As quoted by Dr. Russell Kolts during his TED talk on “Anger, Compassion, and What It Means to be Strong” in 2015, “Anger tries to convince us that we have to act right now, but we don’t have to believe it. We can take a moment, work to balance our emotions first and then work with the situation.”
While anger can feel like a powerful, dynamic, all-encompassing, uncontrollable force in our bodies, many of us use the behavior of anger (such as yelling, screaming, hitting, punching) as a mechanism to deal with things that make us uncomfortable. Compassion is the antidote to anger. Through self-compassion, we can learn to be strong and courageously face the things that scare us the most about ourselves, about other people, and about the world.
Below are three, easy-to-apply steps to practice self-compassion in a moment of anger that, with practice, can help prevent us from saying and doing things that we will likely later on regret, and instead, act in ways more in line with our values and the person that we want to be.
Use the Distress Tolerance skill of STOP, adapted from Dialectical Behavior Therapy (Marsha Linehan, 1993).
S – Stop! When the intense feeling of anger arises and you notice that this emotion is becoming ever more difficult to tolerate, just STOP! Do not react. Stop in your tracks. Do not do anything with your body or say anything with your mouth.
T – Take a step back. Remove yourself from the situation you are in. Walk away from the person, the event or the situation that you have found yourself in. Not forever, but just enough for you to take five deep and long belly breaths.
O – Observe. Observe, notice, pay attention and grow curious as to what is going on around you both on the outside (notice with your five senses all the things that you can see, hear, smell, touch and taste) as well as on the inside (notice what thoughts are showing up in this moment of anger and what is showing up in your physical body? Perhaps you might notice shallow breathing, a tight chest, knots in your stomach, hands and jaw clenched).
P – Proceed Mindfully. After you have stopped, taken a step back and observed both inside and outside of your body, then you can proceed mindfully. Act with awareness. Consider asking yourself “even in this moment of anger, which action can I take that will help me move in the direction of my values”?
Try this basic grounding exercise of 5-4-3-2-1 to get you right back into the here-and-now experience through focusing in on your five senses, as anger can have this very strong way of hijacking our mind and body, often pulling us out of the present moment. This grounding technique allows us to take our focus off of the intense emotion of anger and allows us to hone in and focus in our surrounding environment instead. In essence, it allows us to “get out of our minds and into our life” (Steve Hayes, 2005).

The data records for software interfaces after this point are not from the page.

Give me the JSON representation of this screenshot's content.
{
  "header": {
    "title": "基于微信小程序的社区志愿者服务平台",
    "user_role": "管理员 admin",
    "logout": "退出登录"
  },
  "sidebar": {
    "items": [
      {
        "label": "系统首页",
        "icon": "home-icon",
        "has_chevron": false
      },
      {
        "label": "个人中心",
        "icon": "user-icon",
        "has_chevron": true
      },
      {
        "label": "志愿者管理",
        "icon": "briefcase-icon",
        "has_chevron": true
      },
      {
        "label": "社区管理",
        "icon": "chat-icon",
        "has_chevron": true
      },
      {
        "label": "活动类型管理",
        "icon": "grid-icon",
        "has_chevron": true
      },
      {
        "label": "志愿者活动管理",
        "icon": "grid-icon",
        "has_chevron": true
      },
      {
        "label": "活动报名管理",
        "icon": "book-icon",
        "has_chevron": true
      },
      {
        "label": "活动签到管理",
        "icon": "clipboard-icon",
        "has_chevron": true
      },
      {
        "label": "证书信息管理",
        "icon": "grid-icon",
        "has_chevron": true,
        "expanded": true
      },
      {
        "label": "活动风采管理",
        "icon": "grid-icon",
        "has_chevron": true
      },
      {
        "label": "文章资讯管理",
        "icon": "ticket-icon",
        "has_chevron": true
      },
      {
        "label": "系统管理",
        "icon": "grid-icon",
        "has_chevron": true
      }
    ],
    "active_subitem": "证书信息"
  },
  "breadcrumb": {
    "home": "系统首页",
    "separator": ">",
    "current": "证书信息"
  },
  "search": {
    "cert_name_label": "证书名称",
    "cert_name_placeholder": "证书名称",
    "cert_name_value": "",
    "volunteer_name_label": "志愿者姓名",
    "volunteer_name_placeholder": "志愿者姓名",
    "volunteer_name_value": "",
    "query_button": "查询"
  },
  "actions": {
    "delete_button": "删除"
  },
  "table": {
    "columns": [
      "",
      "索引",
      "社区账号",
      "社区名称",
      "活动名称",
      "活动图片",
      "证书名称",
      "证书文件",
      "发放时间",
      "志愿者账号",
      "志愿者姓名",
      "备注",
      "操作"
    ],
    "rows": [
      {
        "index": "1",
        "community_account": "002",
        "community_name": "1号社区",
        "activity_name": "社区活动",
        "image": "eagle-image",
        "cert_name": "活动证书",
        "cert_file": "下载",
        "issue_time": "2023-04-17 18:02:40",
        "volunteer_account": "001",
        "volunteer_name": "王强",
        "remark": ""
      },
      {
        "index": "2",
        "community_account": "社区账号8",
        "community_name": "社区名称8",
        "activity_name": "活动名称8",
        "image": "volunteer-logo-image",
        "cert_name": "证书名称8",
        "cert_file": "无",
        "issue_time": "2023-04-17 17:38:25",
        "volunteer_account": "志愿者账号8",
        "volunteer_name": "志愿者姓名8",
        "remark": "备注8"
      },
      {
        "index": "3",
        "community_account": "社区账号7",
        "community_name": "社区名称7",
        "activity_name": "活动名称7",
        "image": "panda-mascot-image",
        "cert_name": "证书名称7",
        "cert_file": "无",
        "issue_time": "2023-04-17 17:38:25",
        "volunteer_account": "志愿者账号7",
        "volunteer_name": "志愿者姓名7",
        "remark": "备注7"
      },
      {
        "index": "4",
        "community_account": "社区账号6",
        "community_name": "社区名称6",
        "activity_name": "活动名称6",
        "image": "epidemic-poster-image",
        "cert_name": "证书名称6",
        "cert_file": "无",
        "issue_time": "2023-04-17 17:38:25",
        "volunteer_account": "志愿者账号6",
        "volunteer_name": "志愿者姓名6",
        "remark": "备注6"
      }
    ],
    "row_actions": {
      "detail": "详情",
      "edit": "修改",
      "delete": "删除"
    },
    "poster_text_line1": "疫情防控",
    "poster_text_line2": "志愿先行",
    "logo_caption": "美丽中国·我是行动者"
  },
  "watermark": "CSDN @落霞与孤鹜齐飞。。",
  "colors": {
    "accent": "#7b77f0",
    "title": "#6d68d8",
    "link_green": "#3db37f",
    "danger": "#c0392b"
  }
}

5 – Name five things you can see in the room with you. Maybe it is your desk chair, your clock, your TV or a spot on the ceiling. No matter how big or small, simply name five things that you can see. There is no right or wrong ways to notice what you see.
4 – Name four things you can feel against your body or touch around you. Maybe it is the feeling of your hands against your desk chair. Maybe it’s the feeling of your sweater against your shoulder blades.
3 – Name three things you can hear right now. Make sure you focus on something external that you can hear such as the sound of raindrops, an airplane flying above or the sound of birds chirping.
2 – Name two things you can smell right now. Perhaps you can smell the faint smell of your perfume or cologne; perhaps you can smell the soap you use in the shower, a candle burning or perhaps even the smell of nature.
1 – Name one thing you can taste. What does the inside of your mouth taste like? Perhaps it tastes like the coffee or tea that you just took a sip of, gum or the sandwich from lunch. Focus on your mouth as the last step and take in what you can taste.
Step 3: Practicing Self-Compassion
Within your own heart is a limitless source of the healing energy of love – if we can allow ourselves to open up to it. The Loving-Kindness Meditation teaches a traditional practice for cultivating love and compassion within and for ourselves.
Practice using the Loving-Kindness Meditation (Sharon Salzberg, 2014) by first choosing a spot to sit in that is both comfortable yet dignified, either in a chair or on the ground. Allow yourself to gently close your eyes or focus your gaze gently on an object in front of you. Place your palms either face up or face down on your lap and gently roll your shoulders back so that your back is straight up, resting gently against the ground or cushion beneath you. Hold your head upright, as if there is an invisible string gently pulling at the top of your head. Then, when you’re ready, allow yourself to start breathing deeply, from your belly, in through your nose and out through your mouth. After five rounds of deep belly breaths, you can begin to introduce brief mantras into your practice, as you place both of your hands over your heart. You can say these mantras silently to yourself or out loud, whichever you prefer. You may use the mantras listed below or customize them in such a way that makes the most sense to you.
- “May I be safe.”
- “May I be happy.”
- “May I be healthy.”
- “May I live with ease.”